  • CP is the largest refined products pipeline in the U.S., moving several oil byproducts, including diesel, gasoline, aviation fuel, and home heating oil

  • In response to the cyber-attack, employees at the company made the decision to shut down the pipeline entirely; creating a major disruption in U.S energy supply chains

  • The pipelines shutdown led to long lines at gas stations, sporadic fuel outages, and higher gasoline prices across the U.S. Northeast for several weeks

  • The company ultimately paid ~$4.4mm in Bitcoin as a ransom… But, 64 of Colonial’s 75 Bitcoins were later recovered by the U.S. DOJ.

Following the attack, Amy Myers Jaffe shared this thought:

“This is as close as you can get to the jugular of infrastructure in the United States. It’s not a major pipeline. It’s the pipeline.”

But all things considered, the attack itself was relatively benign.

For a multi-billion-dollar company, a couple of million bucks in ransom payment is merely a speeding ticket. The black eye and bruised ego that accompanied the related public backlash were also undoubtedly uncomfortable. However, the pipeline itself incurred no physical damage from the attack.

This time around, Colonial Pipeline escaped the incident relatively unscathed.

While the attack itself wasn’t particularly damaging, it served as a reminder that our energy system will continue to face similar threats from now until the end of time.
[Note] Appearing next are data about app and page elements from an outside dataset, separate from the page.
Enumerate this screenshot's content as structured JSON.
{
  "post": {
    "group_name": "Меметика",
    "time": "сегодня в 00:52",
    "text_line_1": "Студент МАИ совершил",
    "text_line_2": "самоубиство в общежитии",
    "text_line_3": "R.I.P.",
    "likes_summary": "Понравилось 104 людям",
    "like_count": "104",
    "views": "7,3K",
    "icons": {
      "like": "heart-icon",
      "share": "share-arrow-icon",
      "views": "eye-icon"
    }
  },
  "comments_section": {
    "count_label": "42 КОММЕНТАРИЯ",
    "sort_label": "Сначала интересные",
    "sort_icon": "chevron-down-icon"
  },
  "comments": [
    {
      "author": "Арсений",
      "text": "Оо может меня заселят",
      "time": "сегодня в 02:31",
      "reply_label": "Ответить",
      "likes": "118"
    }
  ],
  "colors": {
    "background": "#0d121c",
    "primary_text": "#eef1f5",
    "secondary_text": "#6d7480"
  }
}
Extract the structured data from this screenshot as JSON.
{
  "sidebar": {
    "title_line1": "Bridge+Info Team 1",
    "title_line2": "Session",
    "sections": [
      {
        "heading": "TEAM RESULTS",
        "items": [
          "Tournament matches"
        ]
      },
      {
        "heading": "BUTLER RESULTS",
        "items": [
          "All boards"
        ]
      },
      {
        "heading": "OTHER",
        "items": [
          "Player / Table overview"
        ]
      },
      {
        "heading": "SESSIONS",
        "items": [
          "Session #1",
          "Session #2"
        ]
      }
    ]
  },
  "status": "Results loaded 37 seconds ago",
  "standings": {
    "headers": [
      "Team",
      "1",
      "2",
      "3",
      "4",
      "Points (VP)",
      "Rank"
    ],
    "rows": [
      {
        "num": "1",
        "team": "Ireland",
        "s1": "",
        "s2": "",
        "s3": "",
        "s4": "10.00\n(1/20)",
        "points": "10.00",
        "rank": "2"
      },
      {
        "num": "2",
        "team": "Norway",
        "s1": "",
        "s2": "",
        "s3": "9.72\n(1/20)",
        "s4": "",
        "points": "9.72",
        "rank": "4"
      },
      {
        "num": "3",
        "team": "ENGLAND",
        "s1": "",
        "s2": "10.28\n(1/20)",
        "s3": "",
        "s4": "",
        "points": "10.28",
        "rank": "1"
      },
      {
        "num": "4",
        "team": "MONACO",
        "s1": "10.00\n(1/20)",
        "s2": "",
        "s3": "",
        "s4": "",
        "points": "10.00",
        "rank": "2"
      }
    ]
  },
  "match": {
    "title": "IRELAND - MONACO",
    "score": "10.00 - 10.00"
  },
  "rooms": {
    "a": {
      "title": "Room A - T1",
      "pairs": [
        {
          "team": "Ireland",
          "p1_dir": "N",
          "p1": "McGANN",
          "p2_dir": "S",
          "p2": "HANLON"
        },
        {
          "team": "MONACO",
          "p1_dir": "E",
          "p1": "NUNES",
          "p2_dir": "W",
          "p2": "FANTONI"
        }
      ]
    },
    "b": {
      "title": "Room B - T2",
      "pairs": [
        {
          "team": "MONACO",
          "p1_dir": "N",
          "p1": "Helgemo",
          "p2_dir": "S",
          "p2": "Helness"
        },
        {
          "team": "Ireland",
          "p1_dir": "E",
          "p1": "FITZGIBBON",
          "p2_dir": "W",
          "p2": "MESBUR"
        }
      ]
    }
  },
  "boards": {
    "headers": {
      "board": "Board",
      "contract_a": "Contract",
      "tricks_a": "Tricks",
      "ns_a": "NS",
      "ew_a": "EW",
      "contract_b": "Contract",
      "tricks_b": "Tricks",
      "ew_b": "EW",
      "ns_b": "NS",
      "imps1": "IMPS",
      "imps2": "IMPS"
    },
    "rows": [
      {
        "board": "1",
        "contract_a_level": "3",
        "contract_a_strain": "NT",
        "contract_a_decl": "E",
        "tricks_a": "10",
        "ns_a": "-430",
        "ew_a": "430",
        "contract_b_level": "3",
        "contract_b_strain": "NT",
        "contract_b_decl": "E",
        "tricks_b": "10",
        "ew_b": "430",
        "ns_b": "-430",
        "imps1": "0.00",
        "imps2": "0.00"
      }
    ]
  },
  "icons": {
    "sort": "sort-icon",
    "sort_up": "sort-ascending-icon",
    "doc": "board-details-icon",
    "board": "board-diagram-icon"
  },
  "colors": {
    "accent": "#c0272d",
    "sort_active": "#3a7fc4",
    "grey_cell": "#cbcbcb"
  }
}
Because it’s that energy system that facilitates the lives we live daily; by powering much of our transportation system and keeping our lights on.

It should come as no surprise that cybercriminals will continue targeting the energy; the bedrock of our economy and an industry that plays a critical role in ensuring our national security.

For U.S. policymakers, the pipeline’s security breach reawakened the debate around what to do to shore up America’s cyber defence around critical infrastructure. U.S. Senator Ed Markey (D-MA) had this to say:

“The federal inability to prevent and effectively respond to cyberattacks turns our pipeline system into a risk for communities and an increasingly vulnerable component of our electricity system,”

Thanks for stating the obvious, Ed!


💻 What the Future Will Hold

In 2017, the WSJ released an article documenting the history of cyberattacks launched by Russian-affiliated entities targeting U.S. electrical utilities. I found this line to be particularly troubling:

“For example, many experts fear that a skilled technician could use unfettered access to change some equipment’s settings. That could make them unreliable in unexpected ways, causing utility engineers to do things that would result in extensive damage and potentially lengthy blackouts.

In the future, as our energy system continues to become more technically complex, the opportunities to take advantage of it will continue to rise.

It isn’t a stretch to imagine that foreign entities could use system vulnerabilities to damage critical infrastructure instead of simply seeking ransom payments. In doing so, the repercussions for our energy system could be much more significant.

It will be interesting to see how cybercrime evolves in the years to come. And how policymakers and regulators address the ongoing challenge of cyber security.

But hey, on the bright side, at least stable internet access has facilitated the world’s ability to work from home!